Poll reveals skepticism about role of judges

The Globe and Mail
Friday, May 11, 2001

About half the Canadian population feels that members of the Supreme Court of Canada have too much power, a new poll by Ipsos-Reid has found.

Judges are respected and perceived as impartial on race-related issues. But they are also seen as too lenient and not completely independent from partisan politics, pollster Angus Reid said in an interview shortly before addressing an international conference on judicial independence.

Also, a majority of Canadians feel that judges do not treat everyone equally. Only 35 percent of Canadians say everyone is treated the same, which is not an overwhelming endorsement of the justice system, he said.

Sixty-two per cent of those surveyed disagreed with the statement that the justice system treats all citizens fairly.

"The public's sense, whether rightly or wrongly, is that judges do not always leave behind their own preferences and baggage when they make a decision," Mr. Reid said.

Pollsters have been measuring attitudes toward the criminal-justice system for many years, but a survey of attitudes toward judicial independence and the Supreme Court of Canada is rare.

Ipsos-Reid questioned 1,000 Canadians and 1,000 Americans last week on perceptions of judicial independence. The results were presented yesterday to an international conference in Vancouver that attracted more than 100 notable jurists, scholars and lawyers.

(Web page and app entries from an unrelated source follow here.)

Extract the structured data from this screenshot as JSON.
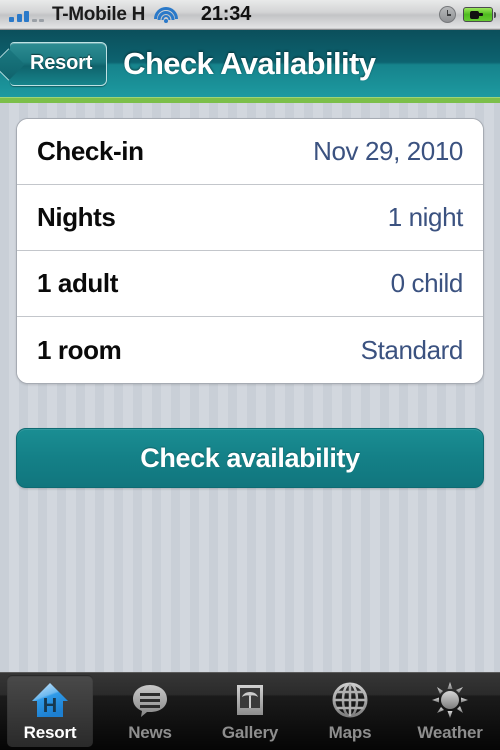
{
  "statusbar": {
    "carrier": "T-Mobile H",
    "time": "21:34",
    "signal_icon": "signal-bars-icon",
    "wifi_icon": "wifi-icon",
    "alarm_icon": "alarm-clock-icon",
    "battery_icon": "battery-charging-icon",
    "signal_bars_filled": 3,
    "signal_bars_total": 5
  },
  "navbar": {
    "back_label": "Resort",
    "title": "Check Availability",
    "accent_color": "#7cbf4a",
    "background_color": "#0d6370"
  },
  "form": {
    "rows": [
      {
        "label": "Check-in",
        "value": "Nov 29, 2010"
      },
      {
        "label": "Nights",
        "value": "1 night"
      },
      {
        "label": "1 adult",
        "value": "0 child"
      },
      {
        "label": "1 room",
        "value": "Standard"
      }
    ]
  },
  "action": {
    "check_label": "Check availability",
    "color": "#148087"
  },
  "tabbar": {
    "tabs": [
      {
        "label": "Resort",
        "icon": "house-icon",
        "active": true
      },
      {
        "label": "News",
        "icon": "speech-bubble-icon",
        "active": false
      },
      {
        "label": "Gallery",
        "icon": "photo-palm-icon",
        "active": false
      },
      {
        "label": "Maps",
        "icon": "globe-icon",
        "active": false
      },
      {
        "label": "Weather",
        "icon": "sun-icon",
        "active": false
      }
    ]
  }
}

A few weeks before the survey, Opposition Leader Stockwell Day had raised questions about the independence of the judiciary in Canada, and alleged that a Quebec judge was in a conflict of interest.

"He was speaking to an audience that was prepared to listen," Mr. Reid said. "A lot of Canadians think they [the judges] have too much power.

Copyright 2001 Globe Interactive, a division of Bell Globemedia Publishing Inc.